* **TO DO**
Write out every line from the listing below where the string "icon" is found.

* **EXTRACTED RECORDS**
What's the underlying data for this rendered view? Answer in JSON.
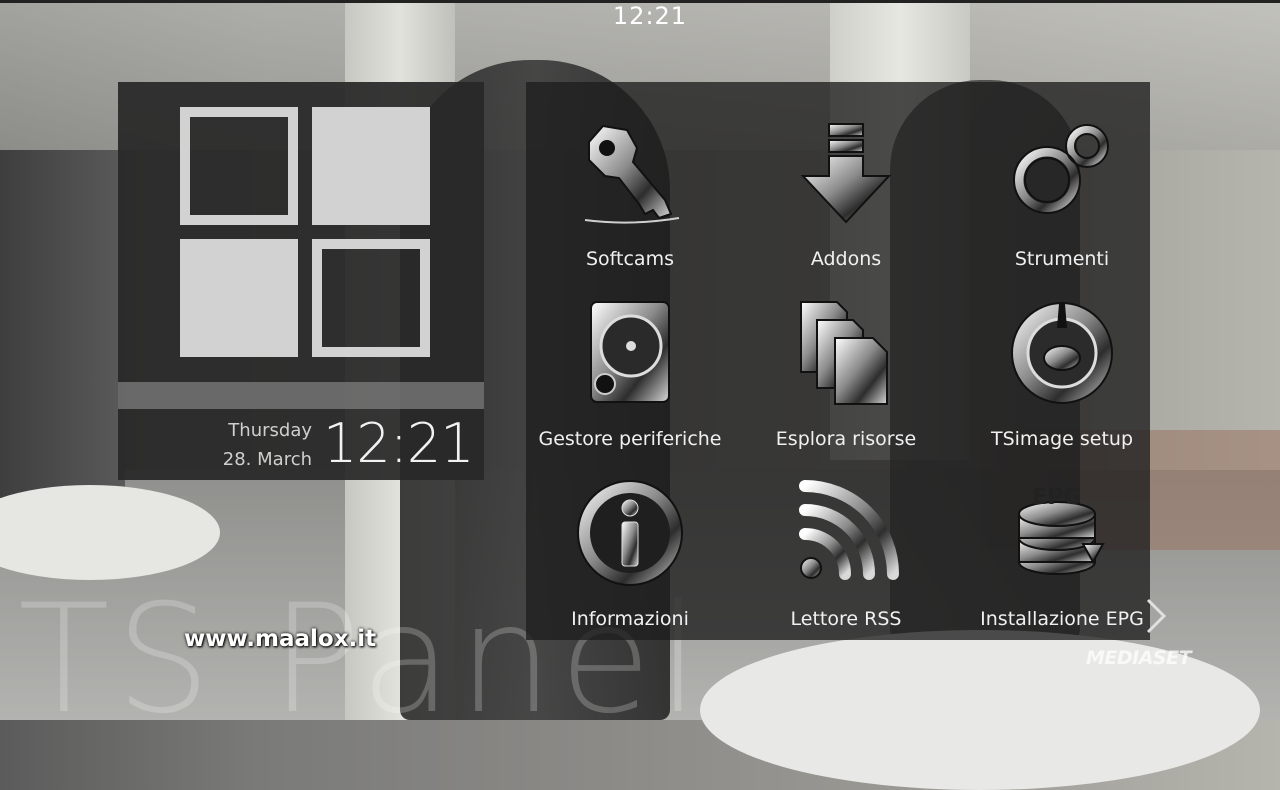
{
  "top_clock": "12:21",
  "left_panel": {
    "day": "Thursday",
    "date": "28. March",
    "time": "12:21"
  },
  "menu": {
    "items": [
      {
        "label": "Softcams",
        "icon": "key-icon"
      },
      {
        "label": "Addons",
        "icon": "download-arrow-icon"
      },
      {
        "label": "Strumenti",
        "icon": "gears-icon"
      },
      {
        "label": "Gestore periferiche",
        "icon": "hard-disk-icon"
      },
      {
        "label": "Esplora risorse",
        "icon": "files-icon"
      },
      {
        "label": "TSimage setup",
        "icon": "settings-gauge-icon"
      },
      {
        "label": "Informazioni",
        "icon": "info-icon"
      },
      {
        "label": "Lettore RSS",
        "icon": "rss-icon"
      },
      {
        "label": "Installazione EPG",
        "icon": "epg-database-icon"
      }
    ],
    "next_icon": "chevron-right-icon"
  },
  "watermark": "TS Panel",
  "website": "www.maalox.it",
  "channel_logo": "MEDIASET"
}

* **RESPONSE AREA**
        "icon": "key-icon"
        "icon": "download-arrow-icon"
        "icon": "gears-icon"
        "icon": "hard-disk-icon"
        "icon": "files-icon"
        "icon": "settings-gauge-icon"
        "icon": "info-icon"
        "icon": "rss-icon"
        "icon": "epg-database-icon"
    "next_icon": "chevron-right-icon"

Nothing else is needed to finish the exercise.